Let's rewind back to our base case from Step #1 where the two asset balances are equal. Now let's consider the impact of a 10% increase in the price of XYZ.

XYZ price

XYZ in pool

BNT price

BNT in pool

XYZ val

BNT val

XYZ weight

BNT weight

$110

10

$1

1000

$1100

$1000

52%

48%

When the external oracle updates, the target weight of XYZ automatically adjusts to 52%, consistent with the changes in the value of the asset reserves.

Step #4b: XYZ Price Increases Marginally

External oracles capture significant movements in the prices of reserve assets and protect LPs from the vast majority of impermanent loss. However, in order to most precisely price reserve assets, our v2 pools also make sure to account for micro-changes in market sentiment. Each pool includes an internal price feed derived from the simple moving average (SMA) over the preceding ten minutes. On each update from the external oracle, the internal price feed re-anchors to the external oracle and the continuous SMA calculation restarts.

Consider the scenario below. After one minute and one conversion, the internal price feed and reserve target weights have adjusted slightly.

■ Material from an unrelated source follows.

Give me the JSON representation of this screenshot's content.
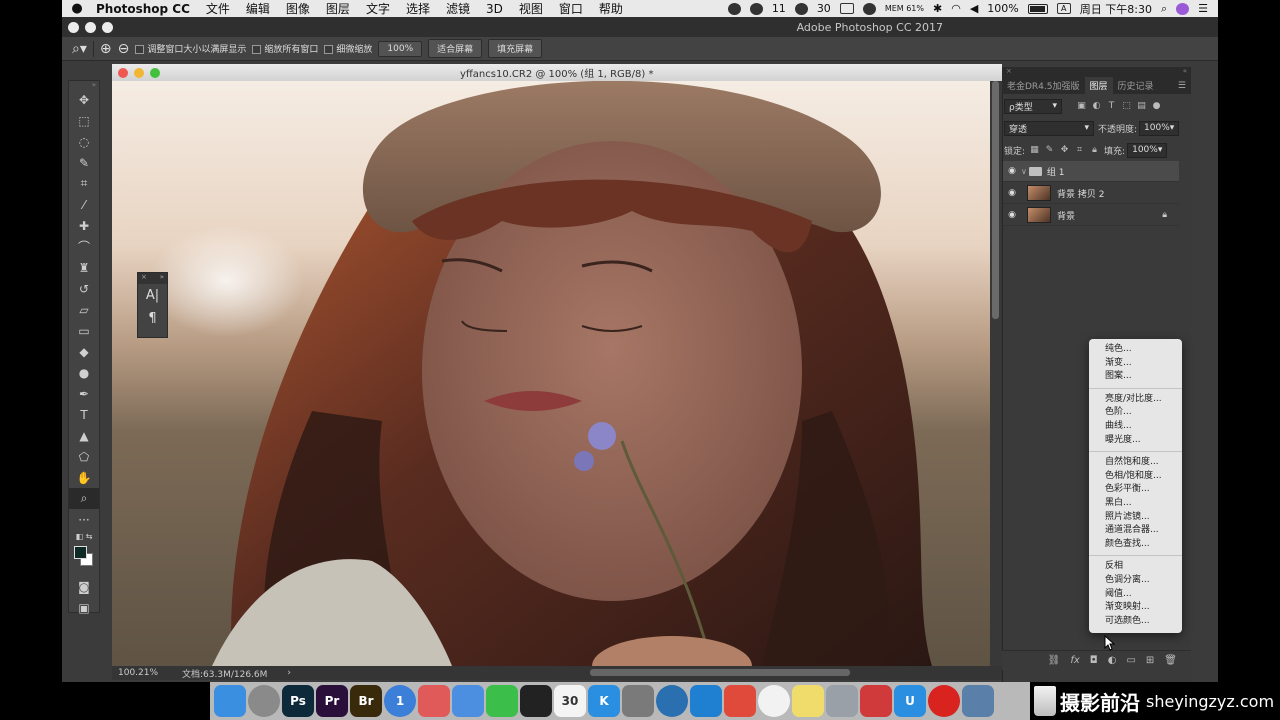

If, for example, no further trades are recorded in the following three minutes, which indicate the pool price does not reflect any deviation from market price, the internal price feed will have three more minutes of data and that information will be reflected in the pool price (Step D).

Step

Pool Ratio

Conversion

Internal Price Feed

XYZ Target Weight

BNT Target Weight

A

1XYZ:100BNT

-

-

50%

50%

B

1XYZ=>99.5BNT

C

1XYZ:99BNT

1XYZ:99.9BNT

49.98%

50.02%

D

1XYZ:99.66BNT

1XYZ:99.66BNT

49.94%

50.06%

Step #5: Dynamic Fees

The overarching goal for v2 pools is always to restore balance and parity between stake and current balance of each reserve token in the pool.

In certain instances, these two balances might drift away. Once the balance of the reserve token is drifting away, the conversion fee will incur a slight increase/discount to assist bringing the two balances closer together.

The Two Kinds of Arbitrage

By preventing arbitrage opportunities that lead to impermanent loss, Bancor v2 greatly improves the value proposition for liquidity providers. However, there is a second kind of arbitrage opportunity that must be available to assure the viability of a liquidity pool.

Recall that v2 pools aspire to always maintain the staked number of XYZ in reserve. If 100 XYZ have been staked by liquidity providers but only 95 are currently held, the pricing formula incentivizes the restoration of this balance by offering cheaper BNT-for-XYZ trades. This is the second kind of AMM arbitrage and it is an essential part of Bancor v2 pools. In order to return to 100 XYZ held in reserve, the pool pricing curve will offer a slightly better fill in the hopes that a trader will convert those 5 missing XYZ back into BNT and return the pool to balance.